Belligerent display

The Taiwanese Ministry of National Defense reported that between the hours of 6 a.m. Sunday and 6 a.m. the next day, 47 Chinese planes were observed crossing the Taiwan Strait at its median point, a location that has previous been accepted as something of an informal boundary by both countries, Politico noted.

According to NBC News, the assets deployed included J-10, J-11, and J-16 fighters in addition to drones, the movement of which was continuously monitored by Taiwanese ships, planes, and missile systems.

On Sunday, China said that its military had conducted exercises in the airspace and waters around the island over which it has consistently claimed sovereignty and threatened to take by force.

“Escalation and provocation”

China did not hold back in terms of providing an explanation for its military movements, with a spokesperson for the People's Liberation Army declaring, “This is a firm response to the current US--Taiwan escalation and provocation.”

The “escalation and provocation” to which the spokesperson referred was the recent passage of the U.S. defense spending legislation in which China is described as a strategic challenge.

In addition, the massive American defense spending bill includes authorization of military grant aid to Taiwan totaling up to $10 billion over five years, and it also facilitates weapons procurement processes for the island country.

The bill also includes language authorizing bolstered security cooperation with Taiwan as well as broader collaboration with India with regard to defense readiness and technology, according to Politico.

Though the Taiwanese government lauded those provisions, China suggested that they would “cause serious damage to peace and stability in the Taiwan Strait.”

White House responds

The Biden administration registered its reaction on Monday to China's bold movements through a statement from a White House National Security Council spokesperson, who said that the president is “concerned by the People's Republic of China's provocative military activity near Taiwan, which is destabilizing, risks miscalculations, and undermines regional peace and stability.”

“We will continue to assist Taiwan in maintaining a sufficient self-defense capability in line with our long-standing commitments and consistent with our one China policy,” the statement continued.
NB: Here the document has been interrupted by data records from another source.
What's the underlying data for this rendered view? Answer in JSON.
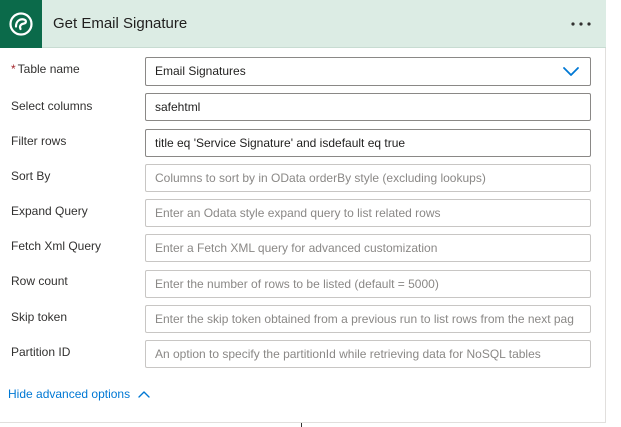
{
  "header": {
    "title": "Get Email Signature",
    "logo_icon": "dataverse-icon",
    "menu_icon": "more-options-icon",
    "accent_color": "#0b6a4a",
    "background_color": "#dcece4"
  },
  "fields": {
    "table_name": {
      "required_marker": "*",
      "label": "Table name",
      "value": "Email Signatures"
    },
    "select_columns": {
      "label": "Select columns",
      "value": "safehtml"
    },
    "filter_rows": {
      "label": "Filter rows",
      "value": "title eq 'Service Signature' and isdefault eq true"
    },
    "sort_by": {
      "label": "Sort By",
      "placeholder": "Columns to sort by in OData orderBy style (excluding lookups)"
    },
    "expand_query": {
      "label": "Expand Query",
      "placeholder": "Enter an Odata style expand query to list related rows"
    },
    "fetch_xml_query": {
      "label": "Fetch Xml Query",
      "placeholder": "Enter a Fetch XML query for advanced customization"
    },
    "row_count": {
      "label": "Row count",
      "placeholder": "Enter the number of rows to be listed (default = 5000)"
    },
    "skip_token": {
      "label": "Skip token",
      "placeholder": "Enter the skip token obtained from a previous run to list rows from the next pag"
    },
    "partition_id": {
      "label": "Partition ID",
      "placeholder": "An option to specify the partitionId while retrieving data for NoSQL tables"
    }
  },
  "footer": {
    "advanced_link": "Hide advanced options",
    "link_color": "#0078d4"
  }
}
China has been engaging in a pattern of escalation in its military shows of strength toward Taiwan, particularly in the wake of an historic, yet controversial, visit to the island by House Speaker Nancy Pelosi (D-CA) last summer.

Japan takes action

The increasingly aggressive conduct on the part of Beijing has prompted a strong response not just from the United States in its defense spending bill, but it also sparked a dramatic change in course from Japan, which recently announced a doubling of its defense spending budget and its decision to develop a counterstrike ability that would allow for retaliatory action on foreign soil, as CBS News reported.

Such a drastic change in policy has received particular global attention given Japan's long history of pacifism and its traditional reliance on the United States for substantial assistance in meeting its security needs.

In explaining his country's rationale for such a shift, Japanese Prime Minister Fumio Kishida said, “Unfortunately, in the vicinity of our country, there are countries carrying out activities such as enhancement of nuclear capability, a rapid military build-up and unilateral attempt to change the status quo by force.”

A recent update to the country's National Security Strategy document made specific reference to China as “the greatest strategic challenge ever to securing the peace and stability of Japan” and said that shared borders with Russia, China, and North Korea have created for Tokyo the “most severe and complex security environment since the end of World War II.”

Unsurprisingly, Beijing did not respond approvingly to Kishida's plans, as the Japan Times noted, with the Chinese government announcing that it was “firmly opposed” and “strongly dissatisfied” with the news, but whether growing alignment against its belligerent stance in the region will prompt more action similar to what was observed on Sunday, only time will tell.